Line count for the string "JSON": state how many lines in the records below hold it, giving only the number.

Extracted entries:

>>

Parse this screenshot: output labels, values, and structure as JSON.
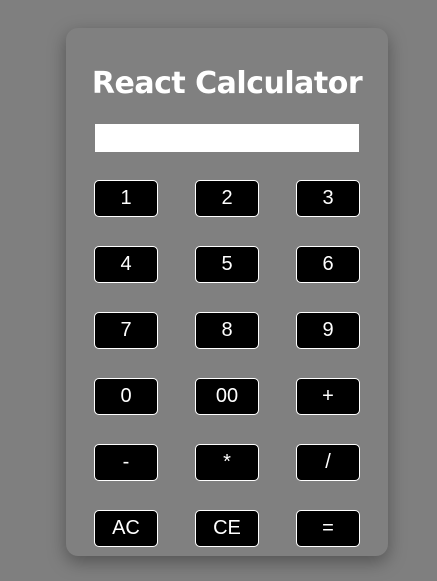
{
  "app": {
    "title": "React Calculator"
  },
  "display": {
    "value": ""
  },
  "keys": [
    {
      "label": "1",
      "name": "key-1-button"
    },
    {
      "label": "2",
      "name": "key-2-button"
    },
    {
      "label": "3",
      "name": "key-3-button"
    },
    {
      "label": "4",
      "name": "key-4-button"
    },
    {
      "label": "5",
      "name": "key-5-button"
    },
    {
      "label": "6",
      "name": "key-6-button"
    },
    {
      "label": "7",
      "name": "key-7-button"
    },
    {
      "label": "8",
      "name": "key-8-button"
    },
    {
      "label": "9",
      "name": "key-9-button"
    },
    {
      "label": "0",
      "name": "key-0-button"
    },
    {
      "label": "00",
      "name": "key-00-button"
    },
    {
      "label": "+",
      "name": "add-button"
    },
    {
      "label": "-",
      "name": "subtract-button"
    },
    {
      "label": "*",
      "name": "multiply-button"
    },
    {
      "label": "/",
      "name": "divide-button"
    },
    {
      "label": "AC",
      "name": "all-clear-button"
    },
    {
      "label": "CE",
      "name": "clear-entry-button"
    },
    {
      "label": "=",
      "name": "equals-button"
    }
  ],
  "colors": {
    "page_background": "#7f7f7f",
    "panel_background": "#808080",
    "key_background": "#000000",
    "key_text": "#ffffff",
    "display_background": "#ffffff"
  }
}
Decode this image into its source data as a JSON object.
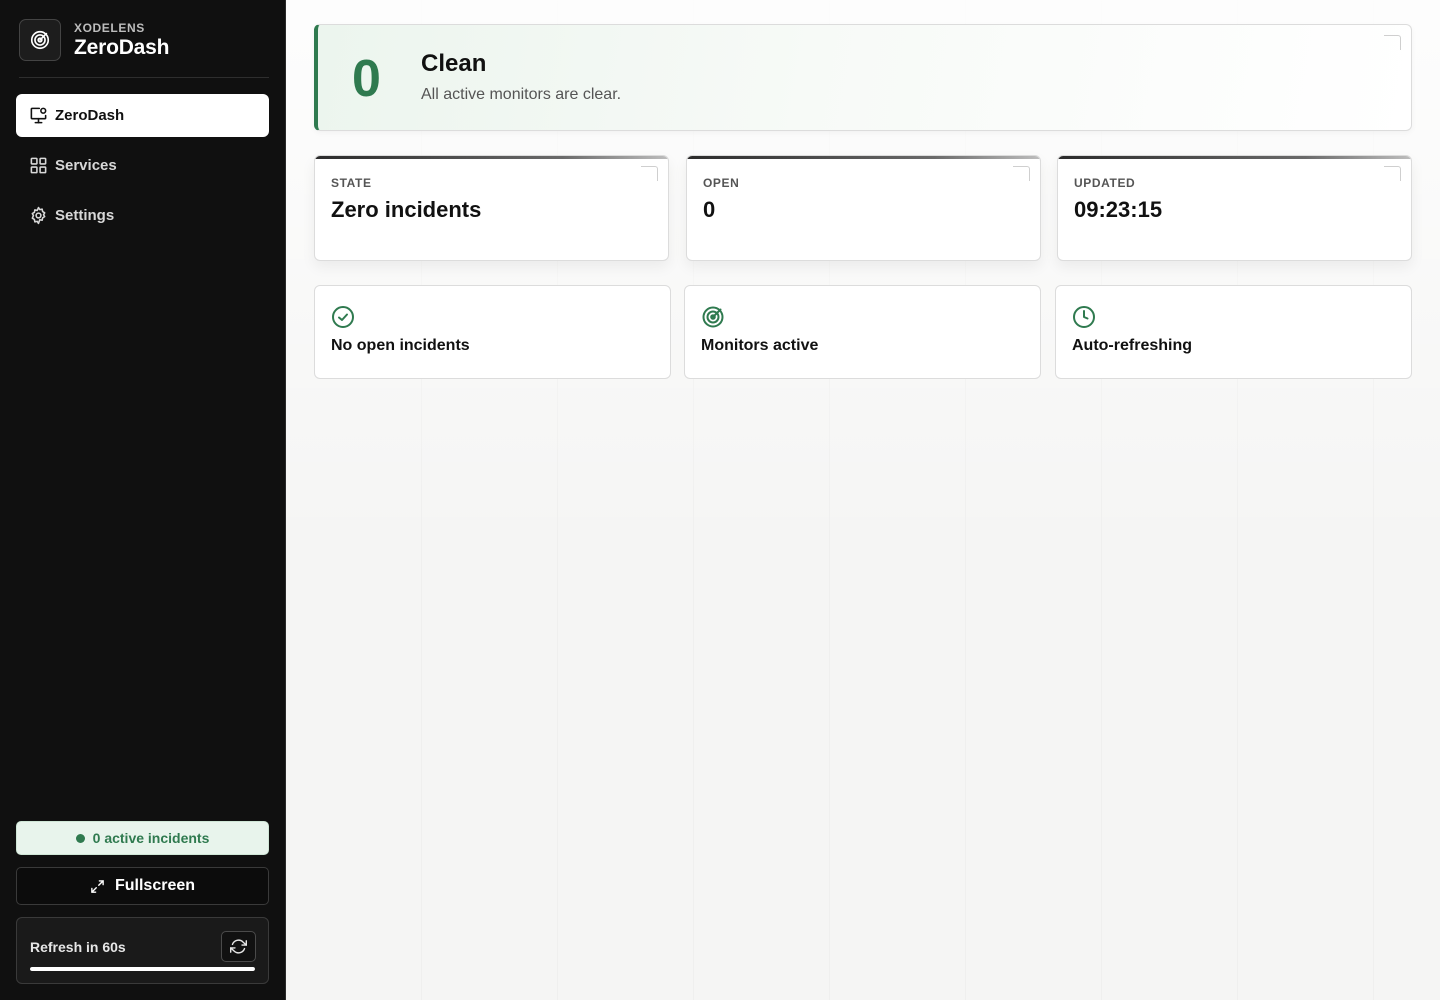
{
  "brand": {
    "kicker": "XODELENS",
    "name": "ZeroDash",
    "logo_icon": "radar-icon"
  },
  "nav": {
    "items": [
      {
        "label": "ZeroDash",
        "icon": "monitor-icon",
        "active": true
      },
      {
        "label": "Services",
        "icon": "grid-icon",
        "active": false
      },
      {
        "label": "Settings",
        "icon": "gear-icon",
        "active": false
      }
    ]
  },
  "sidebar_footer": {
    "incident_pill": "0 active incidents",
    "fullscreen_label": "Fullscreen",
    "refresh_label": "Refresh in 60s",
    "refresh_progress": 1.0
  },
  "hero": {
    "count": "0",
    "title": "Clean",
    "subtitle": "All active monitors are clear."
  },
  "stats": [
    {
      "label": "STATE",
      "value": "Zero incidents"
    },
    {
      "label": "OPEN",
      "value": "0"
    },
    {
      "label": "UPDATED",
      "value": "09:23:15"
    }
  ],
  "features": [
    {
      "label": "No open incidents",
      "icon": "check-circle-icon"
    },
    {
      "label": "Monitors active",
      "icon": "radar-icon"
    },
    {
      "label": "Auto-refreshing",
      "icon": "clock-icon"
    }
  ],
  "colors": {
    "accent": "#2f7a4f",
    "sidebar_bg": "#101010",
    "pill_bg": "#e8f4ec"
  }
}
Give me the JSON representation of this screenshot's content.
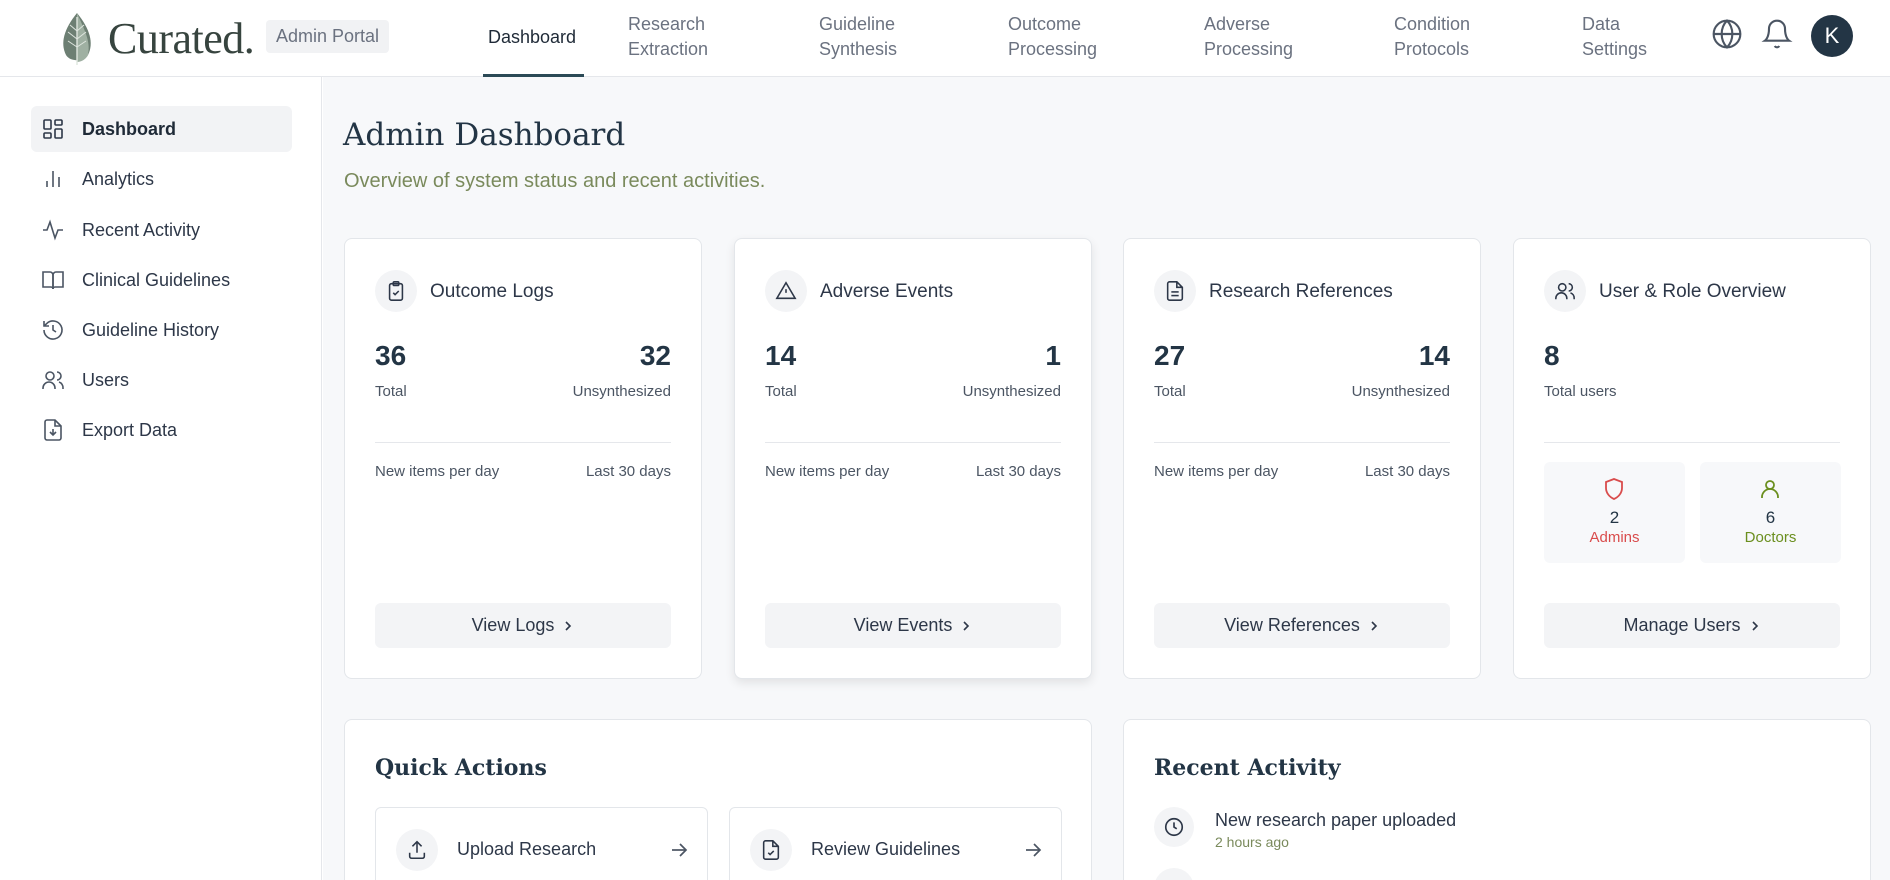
{
  "brand": {
    "name": "Curated.",
    "portal_badge": "Admin Portal"
  },
  "topnav": {
    "items": [
      {
        "label": "Dashboard",
        "active": true
      },
      {
        "label": "Research\nExtraction"
      },
      {
        "label": "Guideline\nSynthesis"
      },
      {
        "label": "Outcome\nProcessing"
      },
      {
        "label": "Adverse\nProcessing"
      },
      {
        "label": "Condition\nProtocols"
      },
      {
        "label": "Data\nSettings"
      }
    ],
    "icons": [
      "globe-icon",
      "bell-icon"
    ],
    "avatar_initial": "K"
  },
  "sidebar": {
    "items": [
      {
        "label": "Dashboard",
        "icon": "dashboard-grid-icon",
        "active": true
      },
      {
        "label": "Analytics",
        "icon": "bar-chart-icon"
      },
      {
        "label": "Recent Activity",
        "icon": "activity-pulse-icon"
      },
      {
        "label": "Clinical Guidelines",
        "icon": "open-book-icon"
      },
      {
        "label": "Guideline History",
        "icon": "history-clock-icon"
      },
      {
        "label": "Users",
        "icon": "users-icon"
      },
      {
        "label": "Export Data",
        "icon": "file-download-icon"
      }
    ]
  },
  "page": {
    "title": "Admin Dashboard",
    "subtitle": "Overview of system status and recent activities."
  },
  "cards": [
    {
      "title": "Outcome Logs",
      "icon": "clipboard-check-icon",
      "total": "36",
      "total_label": "Total",
      "unsynth": "32",
      "unsynth_label": "Unsynthesized",
      "chart_label": "New items per day",
      "chart_range": "Last 30 days",
      "button": "View Logs"
    },
    {
      "title": "Adverse Events",
      "icon": "alert-triangle-icon",
      "total": "14",
      "total_label": "Total",
      "unsynth": "1",
      "unsynth_label": "Unsynthesized",
      "chart_label": "New items per day",
      "chart_range": "Last 30 days",
      "button": "View Events"
    },
    {
      "title": "Research References",
      "icon": "document-icon",
      "total": "27",
      "total_label": "Total",
      "unsynth": "14",
      "unsynth_label": "Unsynthesized",
      "chart_label": "New items per day",
      "chart_range": "Last 30 days",
      "button": "View References"
    },
    {
      "title": "User & Role Overview",
      "icon": "users-icon",
      "total": "8",
      "total_label": "Total users",
      "admins": {
        "count": "2",
        "label": "Admins",
        "color": "#d94c4c",
        "icon": "shield-icon"
      },
      "doctors": {
        "count": "6",
        "label": "Doctors",
        "color": "#6b8f1f",
        "icon": "user-icon"
      },
      "button": "Manage Users"
    }
  ],
  "quick_actions": {
    "title": "Quick Actions",
    "items": [
      {
        "label": "Upload Research",
        "icon": "upload-icon"
      },
      {
        "label": "Review Guidelines",
        "icon": "file-check-icon"
      }
    ]
  },
  "recent_activity": {
    "title": "Recent Activity",
    "items": [
      {
        "title": "New research paper uploaded",
        "time": "2 hours ago",
        "icon": "clock-icon"
      }
    ]
  },
  "colors": {
    "accent": "#233545",
    "muted_green": "#7a8a5c",
    "page_bg": "#f7f8fa"
  }
}
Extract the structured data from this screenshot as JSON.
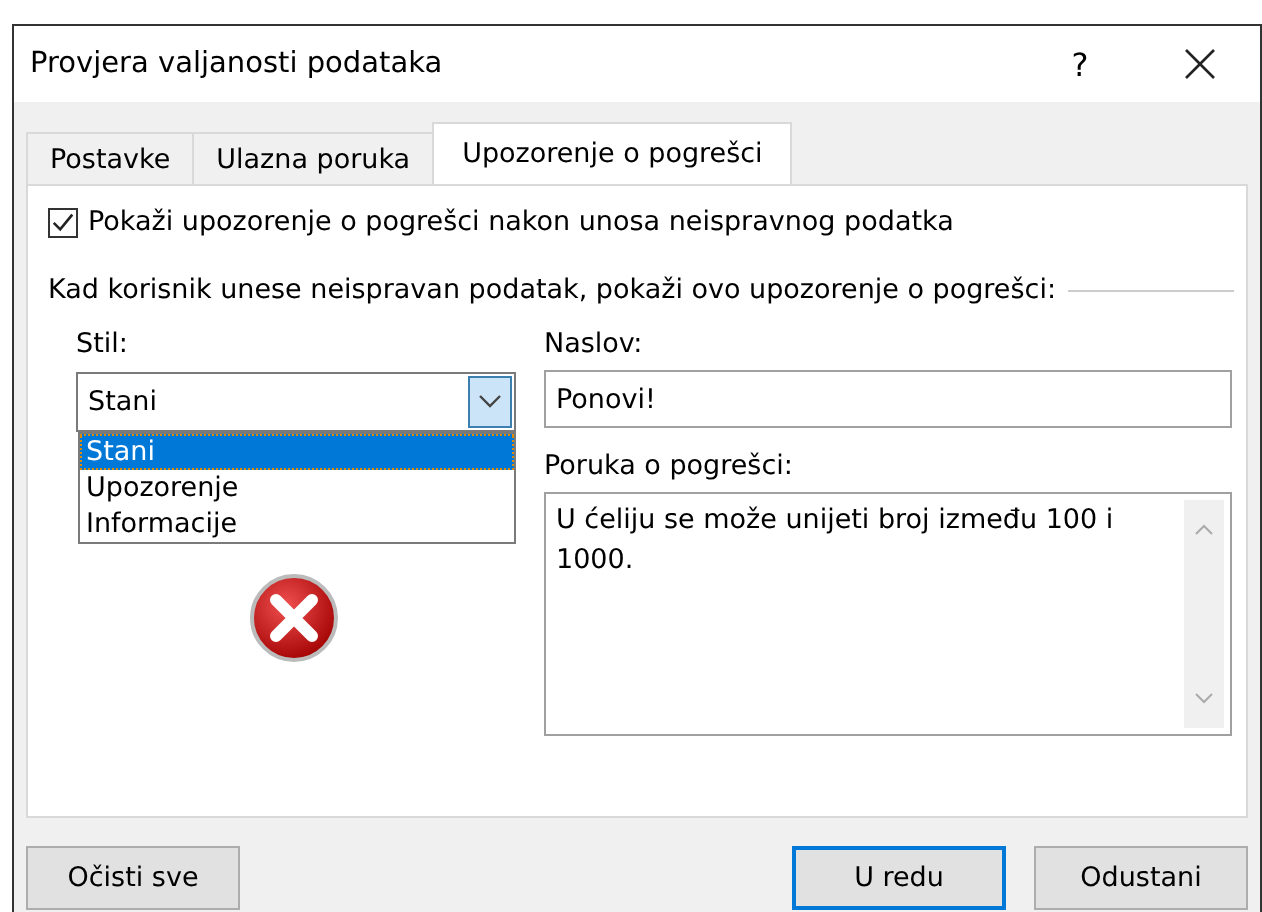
{
  "window": {
    "title": "Provjera valjanosti podataka",
    "help": "?"
  },
  "tabs": [
    {
      "label": "Postavke",
      "selected": false
    },
    {
      "label": "Ulazna poruka",
      "selected": false
    },
    {
      "label": "Upozorenje o pogrešci",
      "selected": true
    }
  ],
  "show_error_checkbox": {
    "label": "Pokaži upozorenje o pogrešci nakon unosa neispravnog podatka",
    "checked": true
  },
  "section_heading": "Kad korisnik unese neispravan podatak, pokaži ovo upozorenje o pogrešci:",
  "style": {
    "label": "Stil:",
    "value": "Stani",
    "expanded": true,
    "options": [
      {
        "label": "Stani",
        "selected": true
      },
      {
        "label": "Upozorenje",
        "selected": false
      },
      {
        "label": "Informacije",
        "selected": false
      }
    ]
  },
  "title_field": {
    "label": "Naslov:",
    "value": "Ponovi!"
  },
  "message_field": {
    "label": "Poruka o pogrešci:",
    "value": "U ćeliju se može unijeti broj između 100 i 1000."
  },
  "buttons": [
    {
      "label": "Očisti sve",
      "kind": "left",
      "default": false
    },
    {
      "label": "U redu",
      "kind": "right",
      "default": true
    },
    {
      "label": "Odustani",
      "kind": "right",
      "default": false
    }
  ]
}
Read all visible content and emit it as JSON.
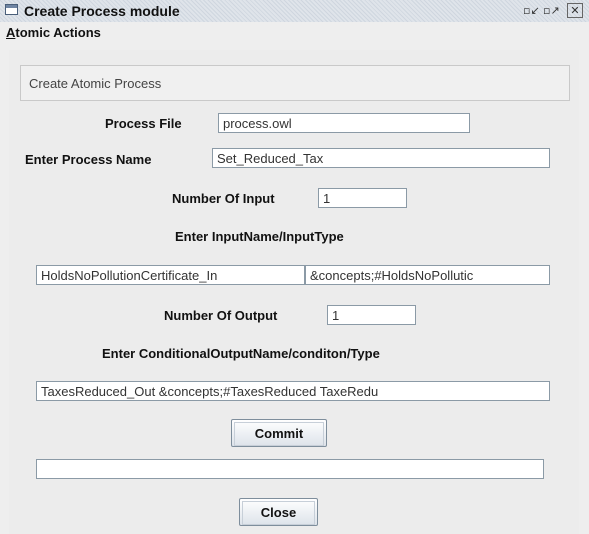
{
  "window": {
    "title": "Create Process module",
    "controls": {
      "minimize": "▫ʲ",
      "maximize": "▫ʳ",
      "close": "✕"
    }
  },
  "menu": {
    "items": [
      {
        "mnemonic": "A",
        "rest": "tomic Actions"
      }
    ]
  },
  "form": {
    "header": "Create Atomic Process",
    "process_file_label": "Process File",
    "process_file_value": "process.owl",
    "process_name_label": "Enter Process Name",
    "process_name_value": "Set_Reduced_Tax",
    "num_input_label": "Number Of Input",
    "num_input_value": "1",
    "input_header": "Enter InputName/InputType",
    "input_name_value": "HoldsNoPollutionCertificate_In",
    "input_type_value": "&concepts;#HoldsNoPollutic",
    "num_output_label": "Number Of Output",
    "num_output_value": "1",
    "output_header": "Enter ConditionalOutputName/conditon/Type",
    "output_value": "TaxesReduced_Out  &concepts;#TaxesReduced TaxeRedu",
    "commit_label": "Commit",
    "status_value": "",
    "close_label": "Close"
  }
}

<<

Solution: 5